**Exercise goal**
Return all entries word for word, but drop any images.

**** Task inputs

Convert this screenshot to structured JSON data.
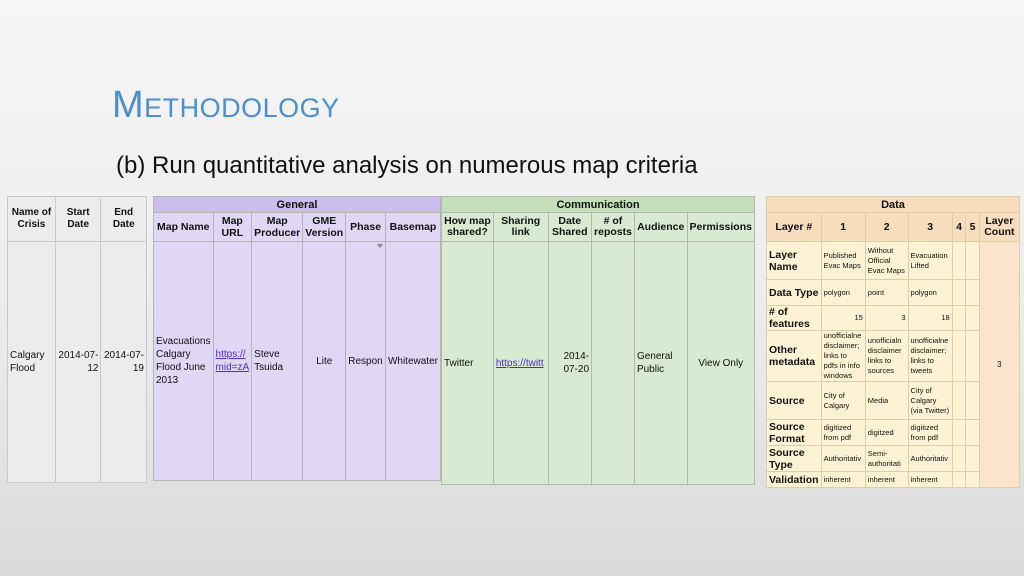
{
  "slide": {
    "title": "Methodology",
    "subtitle": "(b) Run quantitative analysis on numerous map criteria"
  },
  "crisis": {
    "headers": [
      "Name of Crisis",
      "Start Date",
      "End Date"
    ],
    "row": [
      "Calgary Flood",
      "2014-07-12",
      "2014-07-19"
    ]
  },
  "general": {
    "group": "General",
    "headers": [
      "Map Name",
      "Map URL",
      "Map Producer",
      "GME Version",
      "Phase",
      "Basemap"
    ],
    "row": [
      "Evacuations Calgary Flood June 2013",
      "https://\nmid=zA",
      "Steve Tsuida",
      "Lite",
      "Respon",
      "Whitewater"
    ]
  },
  "communication": {
    "group": "Communication",
    "headers": [
      "How map shared?",
      "Sharing link",
      "Date Shared",
      "# of reposts",
      "Audience",
      "Permissions"
    ],
    "row": [
      "Twitter",
      "https://twitt",
      "2014-07-20",
      "",
      "General Public",
      "View Only"
    ]
  },
  "data": {
    "group": "Data",
    "headers": [
      "Layer #",
      "1",
      "2",
      "3",
      "4",
      "5",
      "Layer Count"
    ],
    "layer_count": "3",
    "rows": [
      {
        "label": "Layer Name",
        "c1": "Published Evac Maps",
        "c2": "Without Official Evac Maps",
        "c3": "Evacuation Lifted"
      },
      {
        "label": "Data Type",
        "c1": "polygon",
        "c2": "point",
        "c3": "polygon"
      },
      {
        "label": "# of features",
        "c1": "15",
        "c2": "3",
        "c3": "18"
      },
      {
        "label": "Other metadata",
        "c1": "unofficialne disclaimer; links to pdfs in info windows",
        "c2": "unofficialn disclaimer links to sources",
        "c3": "unofficialne disclaimer; links to tweets"
      },
      {
        "label": "Source",
        "c1": "City of Calgary",
        "c2": "Media",
        "c3": "City of Calgary (via Twitter)"
      },
      {
        "label": "Source Format",
        "c1": "digitized from pdf",
        "c2": "digitzed",
        "c3": "digitized from pdf"
      },
      {
        "label": "Source Type",
        "c1": "Authoritativ",
        "c2": "Semi-authoritati",
        "c3": "Authoritativ"
      },
      {
        "label": "Validation",
        "c1": "inherent",
        "c2": "inherent",
        "c3": "inherent"
      }
    ]
  }
}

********

**Result below**
Convert this screenshot to structured JSON data.
{
  "slide": {
    "title": "Methodology",
    "subtitle": "(b) Run quantitative analysis on numerous map criteria"
  },
  "crisis": {
    "headers": [
      "Name of Crisis",
      "Start Date",
      "End Date"
    ],
    "row": [
      "Calgary Flood",
      "2014-07-12",
      "2014-07-19"
    ]
  },
  "general": {
    "group": "General",
    "headers": [
      "Map Name",
      "Map URL",
      "Map Producer",
      "GME Version",
      "Phase",
      "Basemap"
    ],
    "row": [
      "Evacuations Calgary Flood June 2013",
      "https://\nmid=zA",
      "Steve Tsuida",
      "Lite",
      "Respon",
      "Whitewater"
    ]
  },
  "communication": {
    "group": "Communication",
    "headers": [
      "How map shared?",
      "Sharing link",
      "Date Shared",
      "# of reposts",
      "Audience",
      "Permissions"
    ],
    "row": [
      "Twitter",
      "https://twitt",
      "2014-07-20",
      "",
      "General Public",
      "View Only"
    ]
  },
  "data": {
    "group": "Data",
    "headers": [
      "Layer #",
      "1",
      "2",
      "3",
      "4",
      "5",
      "Layer Count"
    ],
    "layer_count": "3",
    "rows": [
      {
        "label": "Layer Name",
        "c1": "Published Evac Maps",
        "c2": "Without Official Evac Maps",
        "c3": "Evacuation Lifted"
      },
      {
        "label": "Data Type",
        "c1": "polygon",
        "c2": "point",
        "c3": "polygon"
      },
      {
        "label": "# of features",
        "c1": "15",
        "c2": "3",
        "c3": "18"
      },
      {
        "label": "Other metadata",
        "c1": "unofficialne disclaimer; links to pdfs in info windows",
        "c2": "unofficialn disclaimer links to sources",
        "c3": "unofficialne disclaimer; links to tweets"
      },
      {
        "label": "Source",
        "c1": "City of Calgary",
        "c2": "Media",
        "c3": "City of Calgary (via Twitter)"
      },
      {
        "label": "Source Format",
        "c1": "digitized from pdf",
        "c2": "digitzed",
        "c3": "digitized from pdf"
      },
      {
        "label": "Source Type",
        "c1": "Authoritativ",
        "c2": "Semi-authoritati",
        "c3": "Authoritativ"
      },
      {
        "label": "Validation",
        "c1": "inherent",
        "c2": "inherent",
        "c3": "inherent"
      }
    ]
  }
}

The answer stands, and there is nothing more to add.